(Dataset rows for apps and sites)
Content starts

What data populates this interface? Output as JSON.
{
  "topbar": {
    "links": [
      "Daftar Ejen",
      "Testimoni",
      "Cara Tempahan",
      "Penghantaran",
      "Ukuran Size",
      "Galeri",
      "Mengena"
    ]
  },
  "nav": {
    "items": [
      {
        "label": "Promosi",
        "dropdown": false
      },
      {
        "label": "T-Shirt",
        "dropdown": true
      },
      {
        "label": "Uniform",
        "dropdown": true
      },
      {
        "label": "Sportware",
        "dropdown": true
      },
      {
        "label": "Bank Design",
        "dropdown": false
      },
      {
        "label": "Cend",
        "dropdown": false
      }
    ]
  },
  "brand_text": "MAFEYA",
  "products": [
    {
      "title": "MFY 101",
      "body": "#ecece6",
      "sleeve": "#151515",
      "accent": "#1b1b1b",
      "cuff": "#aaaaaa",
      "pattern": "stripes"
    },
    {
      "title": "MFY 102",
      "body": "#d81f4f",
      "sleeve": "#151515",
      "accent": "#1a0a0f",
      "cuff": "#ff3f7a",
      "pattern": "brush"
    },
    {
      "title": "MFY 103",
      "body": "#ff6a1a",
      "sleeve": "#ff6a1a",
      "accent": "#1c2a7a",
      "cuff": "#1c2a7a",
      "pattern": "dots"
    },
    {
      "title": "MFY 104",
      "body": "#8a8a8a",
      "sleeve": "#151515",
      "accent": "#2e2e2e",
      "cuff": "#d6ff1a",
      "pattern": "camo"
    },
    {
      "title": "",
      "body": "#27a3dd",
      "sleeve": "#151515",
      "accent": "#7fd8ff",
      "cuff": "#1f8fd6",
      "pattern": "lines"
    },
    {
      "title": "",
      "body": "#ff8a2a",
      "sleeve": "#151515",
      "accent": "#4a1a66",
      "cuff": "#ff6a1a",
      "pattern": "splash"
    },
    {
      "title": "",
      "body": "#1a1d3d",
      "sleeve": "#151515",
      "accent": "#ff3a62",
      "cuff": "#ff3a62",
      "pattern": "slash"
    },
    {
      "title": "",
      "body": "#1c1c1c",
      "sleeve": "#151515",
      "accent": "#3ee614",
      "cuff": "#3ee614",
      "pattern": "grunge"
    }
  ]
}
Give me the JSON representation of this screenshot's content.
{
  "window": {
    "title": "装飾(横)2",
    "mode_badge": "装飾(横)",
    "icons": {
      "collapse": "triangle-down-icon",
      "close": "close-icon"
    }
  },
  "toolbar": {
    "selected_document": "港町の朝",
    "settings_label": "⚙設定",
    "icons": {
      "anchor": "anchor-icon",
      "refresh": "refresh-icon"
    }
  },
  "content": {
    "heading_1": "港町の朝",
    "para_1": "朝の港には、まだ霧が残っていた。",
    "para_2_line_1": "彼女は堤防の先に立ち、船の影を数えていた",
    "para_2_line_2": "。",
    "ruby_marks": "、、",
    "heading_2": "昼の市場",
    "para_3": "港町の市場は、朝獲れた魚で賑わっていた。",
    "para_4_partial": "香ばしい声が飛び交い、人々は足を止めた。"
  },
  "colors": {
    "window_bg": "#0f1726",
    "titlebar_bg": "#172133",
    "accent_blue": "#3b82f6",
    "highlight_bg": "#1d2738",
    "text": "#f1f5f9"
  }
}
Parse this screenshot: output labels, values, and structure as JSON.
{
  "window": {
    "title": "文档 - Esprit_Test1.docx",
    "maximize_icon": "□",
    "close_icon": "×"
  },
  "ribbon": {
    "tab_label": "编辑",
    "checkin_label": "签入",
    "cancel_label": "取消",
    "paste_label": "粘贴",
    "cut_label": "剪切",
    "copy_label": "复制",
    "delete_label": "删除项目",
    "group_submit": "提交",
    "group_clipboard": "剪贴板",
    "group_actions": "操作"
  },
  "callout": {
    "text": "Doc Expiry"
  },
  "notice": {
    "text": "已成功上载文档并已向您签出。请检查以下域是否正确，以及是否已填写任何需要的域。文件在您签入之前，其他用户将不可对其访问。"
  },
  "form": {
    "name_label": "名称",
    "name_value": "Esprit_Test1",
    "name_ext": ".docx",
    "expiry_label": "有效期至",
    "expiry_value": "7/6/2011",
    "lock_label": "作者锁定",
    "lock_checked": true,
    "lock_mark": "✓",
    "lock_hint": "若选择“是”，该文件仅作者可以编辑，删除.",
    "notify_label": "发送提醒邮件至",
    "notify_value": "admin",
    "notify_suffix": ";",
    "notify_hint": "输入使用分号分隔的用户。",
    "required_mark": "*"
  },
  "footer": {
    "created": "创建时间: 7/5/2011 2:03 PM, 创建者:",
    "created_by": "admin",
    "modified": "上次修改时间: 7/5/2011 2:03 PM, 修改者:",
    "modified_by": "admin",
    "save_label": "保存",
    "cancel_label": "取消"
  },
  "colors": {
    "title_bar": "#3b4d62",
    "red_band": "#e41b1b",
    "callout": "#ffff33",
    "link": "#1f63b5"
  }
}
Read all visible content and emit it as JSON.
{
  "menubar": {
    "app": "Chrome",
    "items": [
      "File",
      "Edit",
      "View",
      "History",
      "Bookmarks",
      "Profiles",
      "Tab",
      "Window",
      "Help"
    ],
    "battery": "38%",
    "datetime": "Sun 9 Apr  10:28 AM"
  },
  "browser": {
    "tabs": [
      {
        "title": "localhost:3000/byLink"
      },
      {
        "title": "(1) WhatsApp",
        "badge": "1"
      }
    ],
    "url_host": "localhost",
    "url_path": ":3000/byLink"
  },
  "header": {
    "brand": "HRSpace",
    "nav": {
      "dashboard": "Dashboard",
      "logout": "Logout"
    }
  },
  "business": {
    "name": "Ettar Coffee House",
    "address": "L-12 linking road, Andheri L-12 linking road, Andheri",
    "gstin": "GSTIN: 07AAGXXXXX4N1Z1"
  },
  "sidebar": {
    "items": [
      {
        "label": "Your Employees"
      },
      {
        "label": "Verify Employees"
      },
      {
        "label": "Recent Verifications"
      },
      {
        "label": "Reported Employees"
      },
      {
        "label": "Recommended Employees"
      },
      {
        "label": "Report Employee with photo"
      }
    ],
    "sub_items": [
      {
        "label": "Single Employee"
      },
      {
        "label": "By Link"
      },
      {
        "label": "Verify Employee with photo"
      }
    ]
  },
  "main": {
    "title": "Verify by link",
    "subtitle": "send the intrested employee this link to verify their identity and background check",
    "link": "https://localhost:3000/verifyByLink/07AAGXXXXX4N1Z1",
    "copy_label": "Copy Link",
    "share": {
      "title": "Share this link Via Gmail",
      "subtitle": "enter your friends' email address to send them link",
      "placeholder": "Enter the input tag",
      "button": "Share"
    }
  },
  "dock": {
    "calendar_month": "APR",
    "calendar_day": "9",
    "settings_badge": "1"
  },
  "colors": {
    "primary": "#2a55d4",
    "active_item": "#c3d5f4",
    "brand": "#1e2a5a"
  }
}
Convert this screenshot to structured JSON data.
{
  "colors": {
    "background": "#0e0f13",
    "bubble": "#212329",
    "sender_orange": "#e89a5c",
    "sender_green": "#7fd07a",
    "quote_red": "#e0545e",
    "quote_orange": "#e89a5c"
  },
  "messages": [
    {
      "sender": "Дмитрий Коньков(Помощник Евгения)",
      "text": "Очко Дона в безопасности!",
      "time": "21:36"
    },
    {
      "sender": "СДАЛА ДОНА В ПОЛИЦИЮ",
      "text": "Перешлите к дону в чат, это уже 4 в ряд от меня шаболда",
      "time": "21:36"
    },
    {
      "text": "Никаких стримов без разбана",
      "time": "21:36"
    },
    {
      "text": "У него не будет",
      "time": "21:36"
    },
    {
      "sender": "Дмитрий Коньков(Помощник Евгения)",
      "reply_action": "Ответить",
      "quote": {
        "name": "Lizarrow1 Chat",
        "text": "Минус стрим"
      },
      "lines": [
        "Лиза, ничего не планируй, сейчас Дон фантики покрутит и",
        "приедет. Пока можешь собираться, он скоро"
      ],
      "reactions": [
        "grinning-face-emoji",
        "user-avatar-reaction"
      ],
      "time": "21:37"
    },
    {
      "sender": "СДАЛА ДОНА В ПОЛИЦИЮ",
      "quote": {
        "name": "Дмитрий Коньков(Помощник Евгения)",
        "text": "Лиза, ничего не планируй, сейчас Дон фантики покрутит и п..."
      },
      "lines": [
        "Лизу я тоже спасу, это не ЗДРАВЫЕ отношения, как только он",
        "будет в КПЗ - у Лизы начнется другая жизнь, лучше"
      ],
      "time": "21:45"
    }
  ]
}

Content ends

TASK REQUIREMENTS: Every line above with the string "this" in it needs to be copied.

EXERCISE RESPONSE:
What data populates this interface? Output as JSON.
Give me the JSON representation of this screenshot's content.
Parse this screenshot: output labels, values, and structure as JSON.
    "subtitle": "send the intrested employee this link to verify their identity and background check",
      "title": "Share this link Via Gmail",
Convert this screenshot to structured JSON data.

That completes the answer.